I don't know about Southern California, but here in Northern California dry curd cottage cheese is called bakers cheese. I called up a nearby dairy, confirmed they made it, found out what stores they distribute to, then ordered a case from one of those stores.
Mon, 24 Aug 1998 19:42:06 GMT
Just a word of caution. For a year I've been buying a dry curd cottage
cheese (labeled as such) thinking it was OK. Now I realize that the
ingredients state: "cultured skim milk, milk" I thought it was dry
curd, but in reality milk has been added back into the product and it is
Date: Wed, 1 Jul 1998 03:19:41 -0400
From: Rachel Turet <email@example.com>
Subject: Re: *Rachel is Friendship Farmer cheese okay?
According to Elaine, Freindship farmers cheese has 1 to 2% lactose and is OK to use.
SOUR CREAM - Homemade (II)
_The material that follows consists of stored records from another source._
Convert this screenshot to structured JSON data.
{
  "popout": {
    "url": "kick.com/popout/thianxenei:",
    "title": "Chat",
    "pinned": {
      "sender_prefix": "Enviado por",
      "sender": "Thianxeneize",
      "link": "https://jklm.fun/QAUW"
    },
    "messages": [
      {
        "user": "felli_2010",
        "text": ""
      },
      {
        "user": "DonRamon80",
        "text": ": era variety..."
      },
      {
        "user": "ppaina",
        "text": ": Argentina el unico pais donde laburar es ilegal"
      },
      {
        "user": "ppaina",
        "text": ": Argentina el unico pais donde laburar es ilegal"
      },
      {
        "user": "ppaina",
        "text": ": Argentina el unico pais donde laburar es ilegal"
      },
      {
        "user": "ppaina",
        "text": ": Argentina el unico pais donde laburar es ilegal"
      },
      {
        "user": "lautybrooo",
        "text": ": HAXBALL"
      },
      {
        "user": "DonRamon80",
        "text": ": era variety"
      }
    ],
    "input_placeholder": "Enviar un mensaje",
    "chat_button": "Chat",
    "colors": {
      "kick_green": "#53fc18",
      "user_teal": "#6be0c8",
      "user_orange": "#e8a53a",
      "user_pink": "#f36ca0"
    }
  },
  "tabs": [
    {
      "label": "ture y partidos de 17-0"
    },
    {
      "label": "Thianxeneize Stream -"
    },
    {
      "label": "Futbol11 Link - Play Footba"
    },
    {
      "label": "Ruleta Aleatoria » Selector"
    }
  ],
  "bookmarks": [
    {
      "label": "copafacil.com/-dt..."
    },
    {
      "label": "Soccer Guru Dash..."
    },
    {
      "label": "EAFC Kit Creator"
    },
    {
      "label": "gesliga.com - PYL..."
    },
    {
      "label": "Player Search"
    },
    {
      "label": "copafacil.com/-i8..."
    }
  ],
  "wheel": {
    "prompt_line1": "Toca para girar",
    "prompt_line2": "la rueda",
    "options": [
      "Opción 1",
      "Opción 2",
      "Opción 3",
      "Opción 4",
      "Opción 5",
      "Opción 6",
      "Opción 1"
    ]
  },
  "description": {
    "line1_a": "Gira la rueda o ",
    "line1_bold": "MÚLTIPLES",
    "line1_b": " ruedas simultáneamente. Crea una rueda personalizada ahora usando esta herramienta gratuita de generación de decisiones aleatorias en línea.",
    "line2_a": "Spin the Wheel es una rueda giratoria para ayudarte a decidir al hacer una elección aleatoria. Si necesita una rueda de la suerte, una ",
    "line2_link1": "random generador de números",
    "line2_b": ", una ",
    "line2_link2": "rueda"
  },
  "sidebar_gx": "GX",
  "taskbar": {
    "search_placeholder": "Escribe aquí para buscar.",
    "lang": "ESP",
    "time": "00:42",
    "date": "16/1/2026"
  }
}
Melissa and others,
I make my own sour cream, using powdered starter from the health food store & half and half cream. It's the same as making yogurt, but you use either the powdered "sour cream/buttermilk starter" OR regular commercial buttermilk from the supermarket with no additives. The difference is, you don't need to use the yogurt maker because the temperature required for fermentation is room temperature! It's actually easier to make than yogurt because of this.
As an aside, a couple years ago or so, I posted a lot of instructions on making sour cream (which I believe are still on Mik's SCD site), but unfortunately, they are out of date and wrong, because, since then, I figured out an easier and better way to make it, as noted above.
I will list the exact instructions for those interested:
-bring to the boil one litre/quart half and half cream.